▶ [TASK BRIEF] Show every line in the records below that contains the word "date".

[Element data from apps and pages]
※ ※ ※

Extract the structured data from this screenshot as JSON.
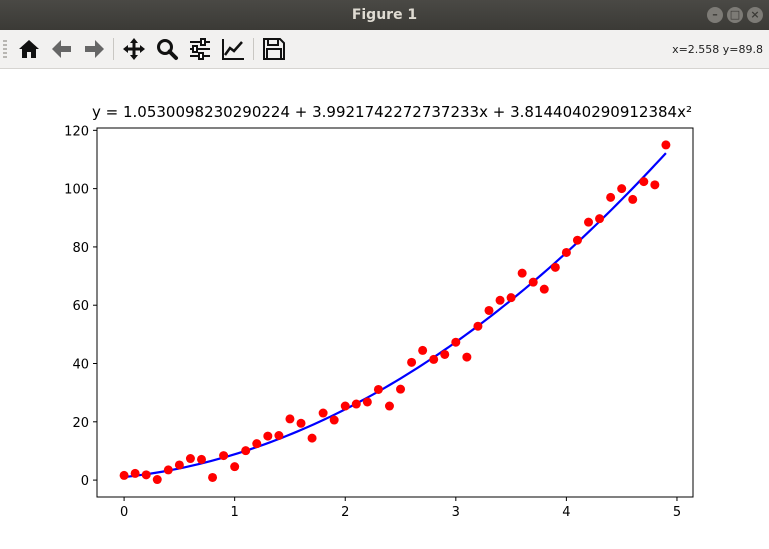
{
  "window": {
    "title": "Figure 1",
    "controls": [
      "minimize",
      "maximize",
      "close"
    ]
  },
  "toolbar": {
    "buttons": [
      {
        "name": "home",
        "icon": "home-icon"
      },
      {
        "name": "back",
        "icon": "arrow-left-icon"
      },
      {
        "name": "forward",
        "icon": "arrow-right-icon"
      },
      {
        "name": "pan",
        "icon": "move-arrows-icon"
      },
      {
        "name": "zoom",
        "icon": "magnifier-icon"
      },
      {
        "name": "subplots",
        "icon": "sliders-icon"
      },
      {
        "name": "edit-axes",
        "icon": "line-chart-icon"
      },
      {
        "name": "save",
        "icon": "floppy-disk-icon"
      }
    ],
    "coords": "x=2.558 y=89.8"
  },
  "chart_data": {
    "type": "scatter",
    "title": "y = 1.0530098230290224 + 3.9921742272737233x + 3.8144040290912384x²",
    "xlabel": "",
    "ylabel": "",
    "xlim": [
      -0.245,
      5.145
    ],
    "ylim": [
      -5.8,
      120.8
    ],
    "xticks": [
      0,
      1,
      2,
      3,
      4,
      5
    ],
    "yticks": [
      0,
      20,
      40,
      60,
      80,
      100,
      120
    ],
    "grid": false,
    "colors": {
      "points": "#ff0000",
      "fit": "#0000ff"
    },
    "series": [
      {
        "kind": "points",
        "x": [
          0,
          0.1,
          0.2,
          0.3,
          0.4,
          0.5,
          0.6,
          0.7,
          0.8,
          0.9,
          1.0,
          1.1,
          1.2,
          1.3,
          1.4,
          1.5,
          1.6,
          1.7,
          1.8,
          1.9,
          2.0,
          2.1,
          2.2,
          2.3,
          2.4,
          2.5,
          2.6,
          2.7,
          2.8,
          2.9,
          3.0,
          3.1,
          3.2,
          3.3,
          3.4,
          3.5,
          3.6,
          3.7,
          3.8,
          3.9,
          4.0,
          4.1,
          4.2,
          4.3,
          4.4,
          4.5,
          4.6,
          4.7,
          4.8,
          4.9
        ],
        "y": [
          1.6,
          2.3,
          1.8,
          0.2,
          3.5,
          5.2,
          7.4,
          7.1,
          0.9,
          8.4,
          4.6,
          10.1,
          12.5,
          15.1,
          15.3,
          21.0,
          19.5,
          14.4,
          23.0,
          20.6,
          25.4,
          26.1,
          26.8,
          31.1,
          25.4,
          31.2,
          40.4,
          44.5,
          41.4,
          43.1,
          47.3,
          42.2,
          52.8,
          58.2,
          61.7,
          62.6,
          71.0,
          67.9,
          65.5,
          73.0,
          78.1,
          82.3,
          88.5,
          89.7,
          97.0,
          100.0,
          96.3,
          102.4,
          101.3,
          115.0
        ]
      },
      {
        "kind": "curve",
        "coefficients": [
          1.0530098230290224,
          3.9921742272737233,
          3.8144040290912384
        ],
        "x_range": [
          0,
          4.9
        ]
      }
    ]
  }
}
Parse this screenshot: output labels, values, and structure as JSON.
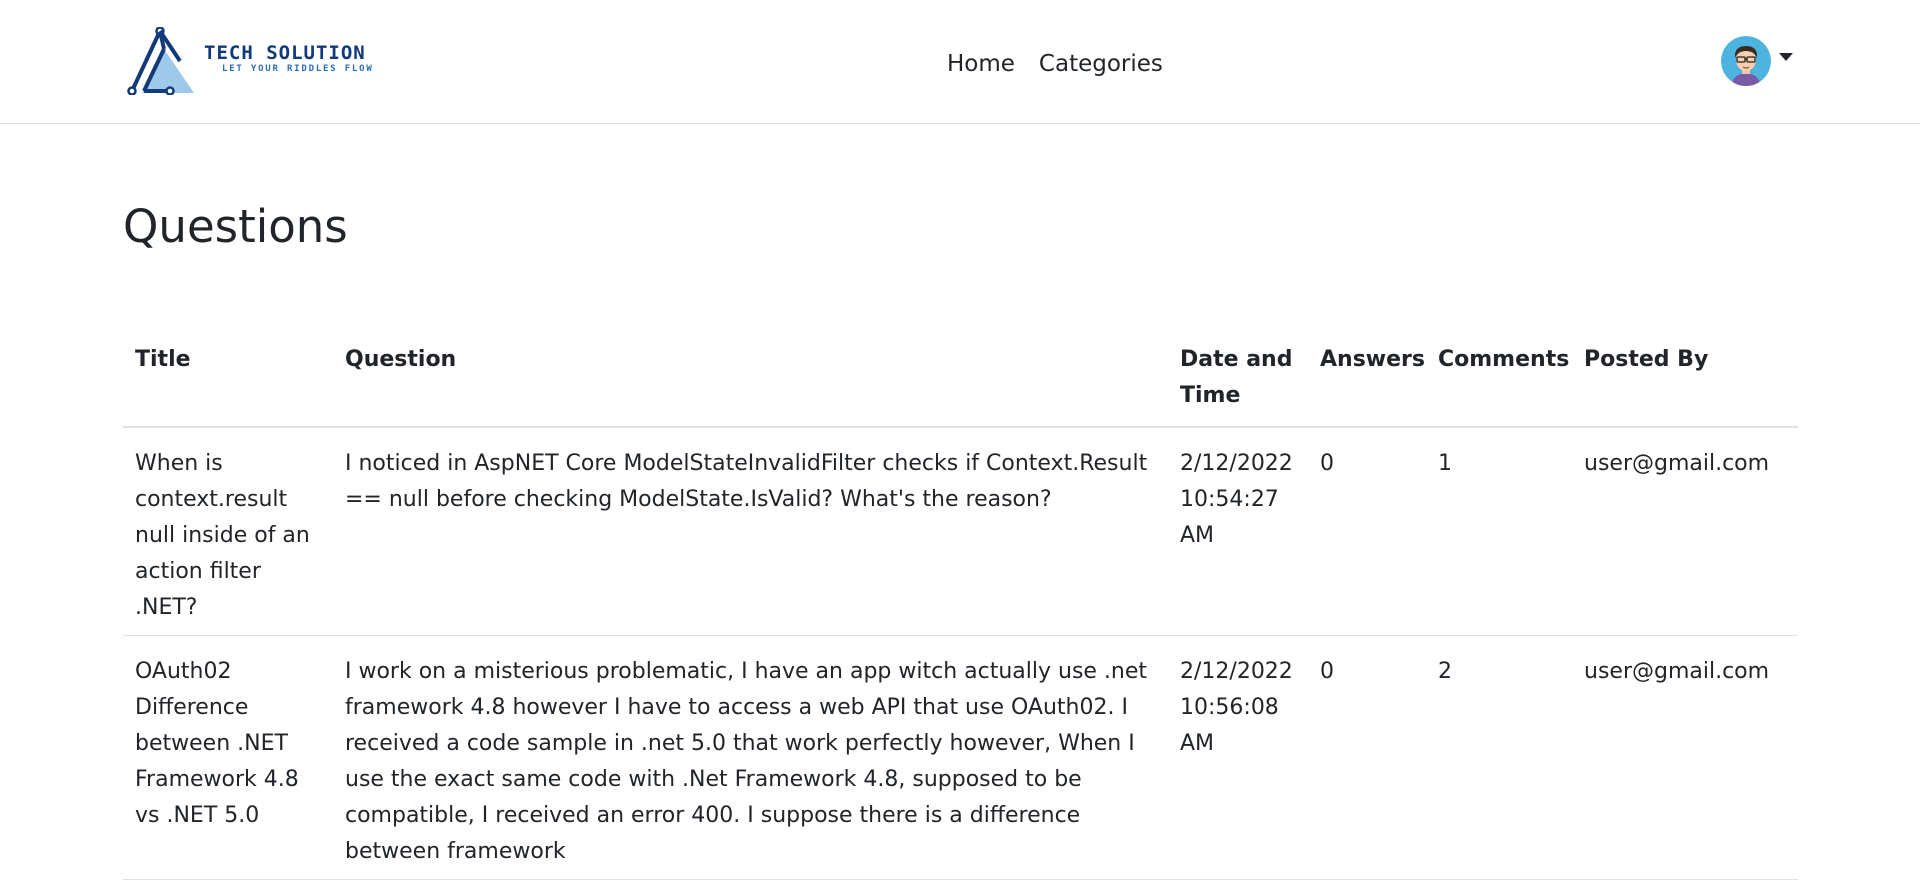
{
  "brand": {
    "name": "TECH SOLUTION",
    "tagline": "LET YOUR RIDDLES FLOW",
    "colors": {
      "primary": "#123a7a",
      "accent": "#2b6cb5",
      "light": "#9ec9e8"
    }
  },
  "nav": {
    "links": [
      {
        "label": "Home"
      },
      {
        "label": "Categories"
      }
    ]
  },
  "user_menu": {
    "avatar_icon": "user-avatar-icon",
    "caret_icon": "caret-down-icon"
  },
  "page": {
    "title": "Questions"
  },
  "table": {
    "headers": {
      "title": "Title",
      "question": "Question",
      "date": "Date and Time",
      "answers": "Answers",
      "comments": "Comments",
      "posted_by": "Posted By"
    },
    "rows": [
      {
        "title": "When is context.result null inside of an action filter .NET?",
        "question": "I noticed in AspNET Core ModelStateInvalidFilter checks if Context.Result == null before checking ModelState.IsValid? What's the reason?",
        "date": "2/12/2022 10:54:27 AM",
        "answers": "0",
        "comments": "1",
        "posted_by": "user@gmail.com"
      },
      {
        "title": "OAuth02 Difference between .NET Framework 4.8 vs .NET 5.0",
        "question": "I work on a misterious problematic, I have an app witch actually use .net framework 4.8 however I have to access a web API that use OAuth02. I received a code sample in .net 5.0 that work perfectly however, When I use the exact same code with .Net Framework 4.8, supposed to be compatible, I received an error 400. I suppose there is a difference between framework",
        "date": "2/12/2022 10:56:08 AM",
        "answers": "0",
        "comments": "2",
        "posted_by": "user@gmail.com"
      }
    ]
  }
}
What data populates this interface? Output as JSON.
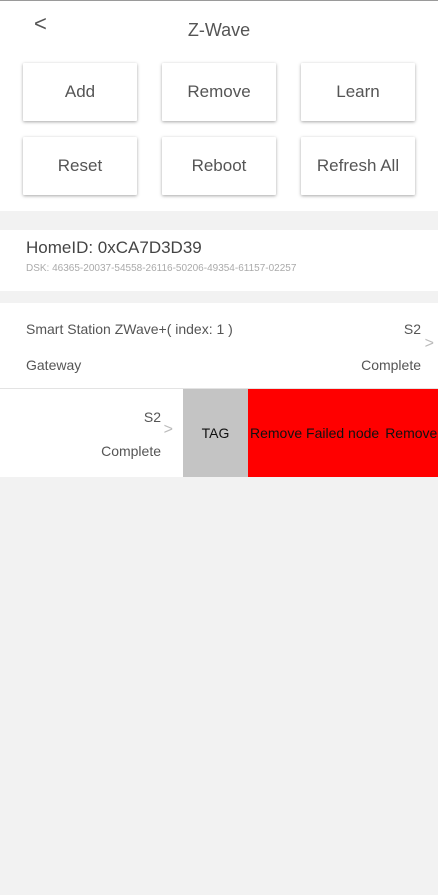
{
  "header": {
    "back_glyph": "<",
    "title": "Z-Wave"
  },
  "actions": {
    "row1": [
      "Add",
      "Remove",
      "Learn"
    ],
    "row2": [
      "Reset",
      "Reboot",
      "Refresh All"
    ]
  },
  "home": {
    "home_id": "HomeID: 0xCA7D3D39",
    "dsk": "DSK: 46365-20037-54558-26116-50206-49354-61157-02257"
  },
  "device": {
    "name": "Smart Station ZWave+( index: 1 )",
    "type": "Gateway",
    "security": "S2",
    "status": "Complete",
    "chevron": ">"
  },
  "swiped_device": {
    "security": "S2",
    "status": "Complete",
    "chevron": ">",
    "actions": {
      "tag": "TAG",
      "remove_failed": "Remove Failed node",
      "remove": "Remove"
    }
  },
  "colors": {
    "accent_red": "#ff0000",
    "tag_gray": "#c4c4c4",
    "background": "#f2f2f2"
  }
}
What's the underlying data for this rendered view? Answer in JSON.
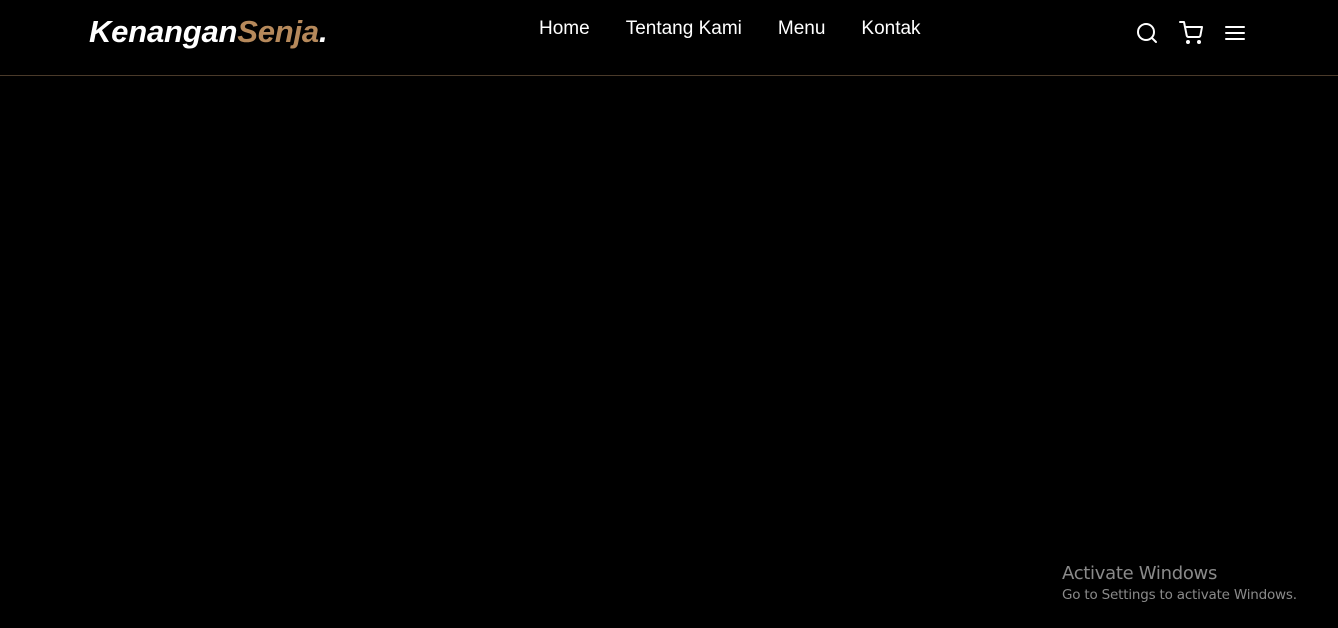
{
  "navbar": {
    "logo": {
      "text_main": "Kenangan",
      "text_accent": "Senja",
      "text_dot": ".",
      "accent_color": "#b6895b"
    },
    "links": [
      {
        "label": "Home"
      },
      {
        "label": "Tentang Kami"
      },
      {
        "label": "Menu"
      },
      {
        "label": "Kontak"
      }
    ],
    "icons": [
      "search-icon",
      "shopping-cart-icon",
      "hamburger-menu-icon"
    ]
  },
  "colors": {
    "background": "#000000",
    "text": "#ffffff",
    "accent": "#b6895b",
    "divider": "#4a3a2a"
  },
  "watermark": {
    "title": "Activate Windows",
    "subtitle": "Go to Settings to activate Windows."
  }
}
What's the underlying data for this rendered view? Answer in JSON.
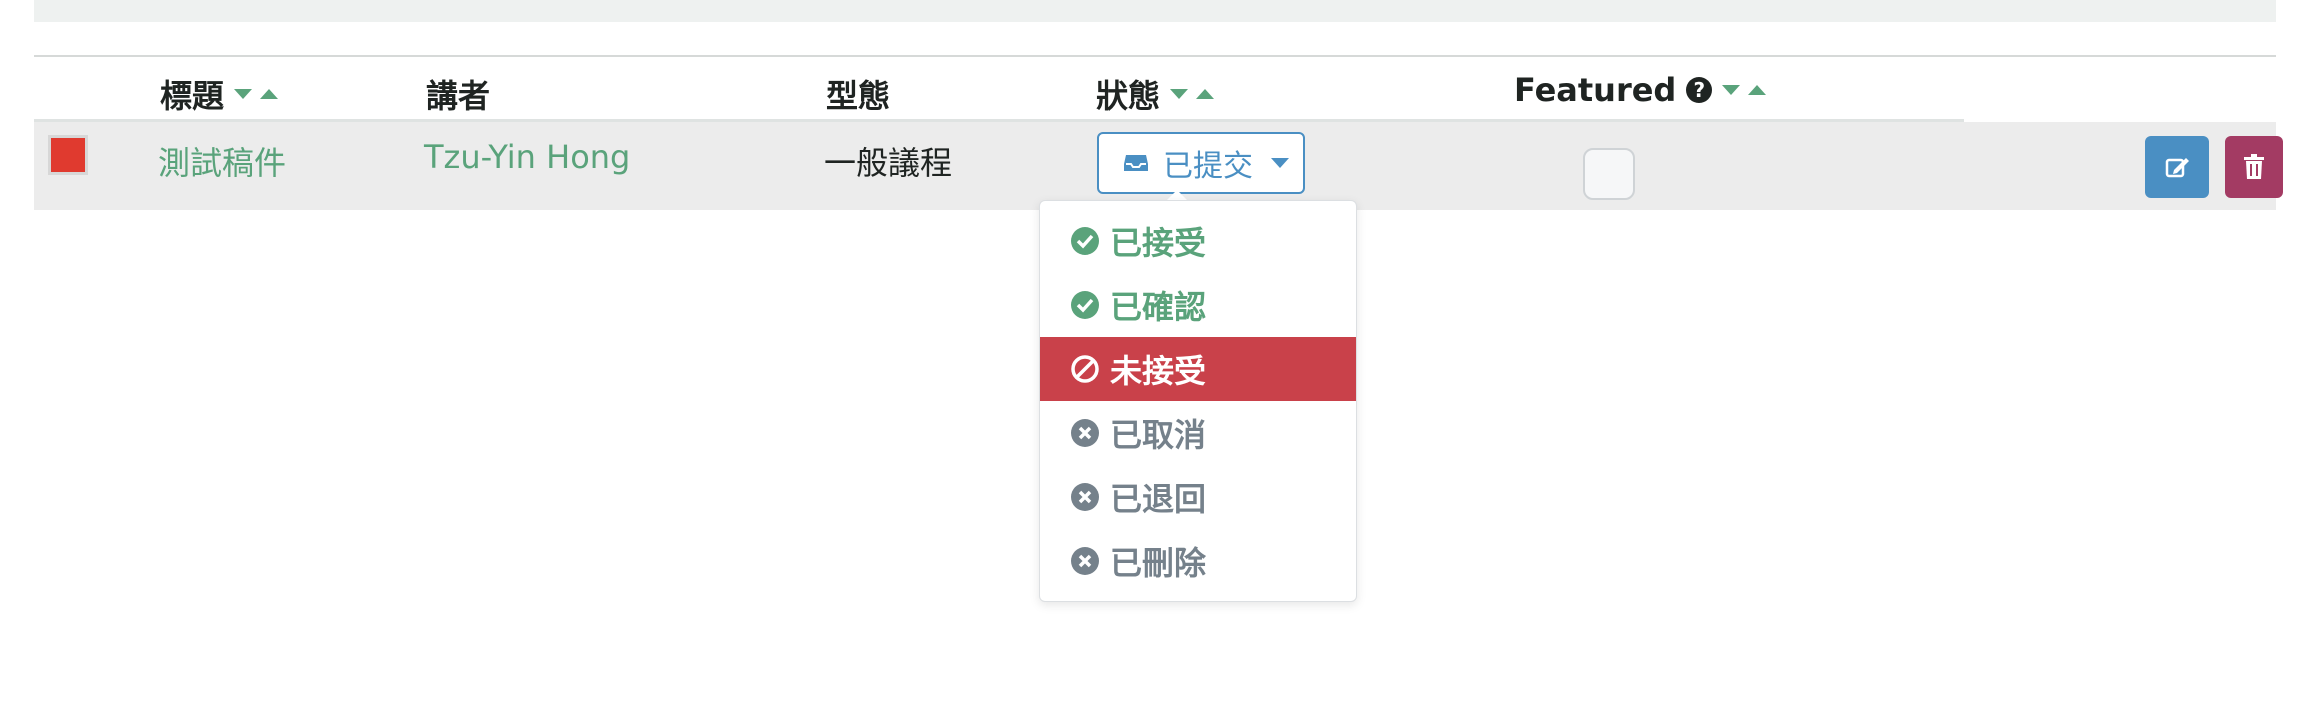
{
  "table": {
    "headers": {
      "title": "標題",
      "speaker": "講者",
      "type": "型態",
      "status": "狀態",
      "featured": "Featured"
    },
    "row": {
      "title": "測試稿件",
      "speaker": "Tzu-Yin Hong",
      "type": "一般議程",
      "status_selected": "已提交",
      "color_square": "#e03a2f"
    }
  },
  "status_dropdown": {
    "items": [
      {
        "label": "已接受",
        "icon": "check-circle-icon",
        "color": "#5aa37b"
      },
      {
        "label": "已確認",
        "icon": "check-circle-icon",
        "color": "#5aa37b"
      },
      {
        "label": "未接受",
        "icon": "ban-icon",
        "color": "#ffffff",
        "active": true
      },
      {
        "label": "已取消",
        "icon": "times-circle-icon",
        "color": "#75818b"
      },
      {
        "label": "已退回",
        "icon": "times-circle-icon",
        "color": "#75818b"
      },
      {
        "label": "已刪除",
        "icon": "times-circle-icon",
        "color": "#75818b"
      }
    ]
  },
  "colors": {
    "accent_green": "#5aa37b",
    "edit_blue": "#4a8fc3",
    "delete_maroon": "#a33b63",
    "active_red": "#c9414a"
  }
}
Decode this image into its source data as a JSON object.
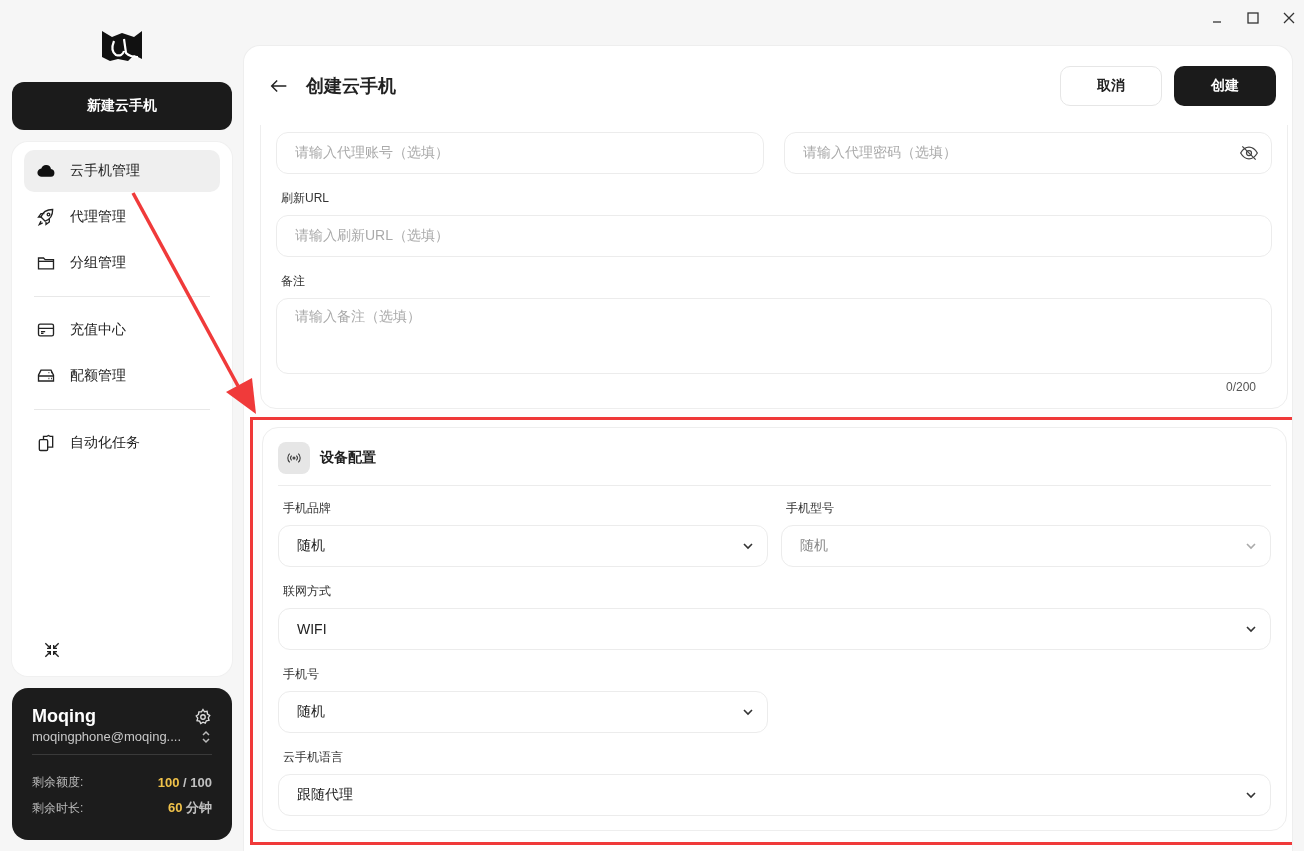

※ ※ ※

▶ [ANSWER BELOW]
      "date": "Date and Time",
        "date": "2/12/2022 10:54:27 AM",
        "date": "2/12/2022 10:56:08 AM",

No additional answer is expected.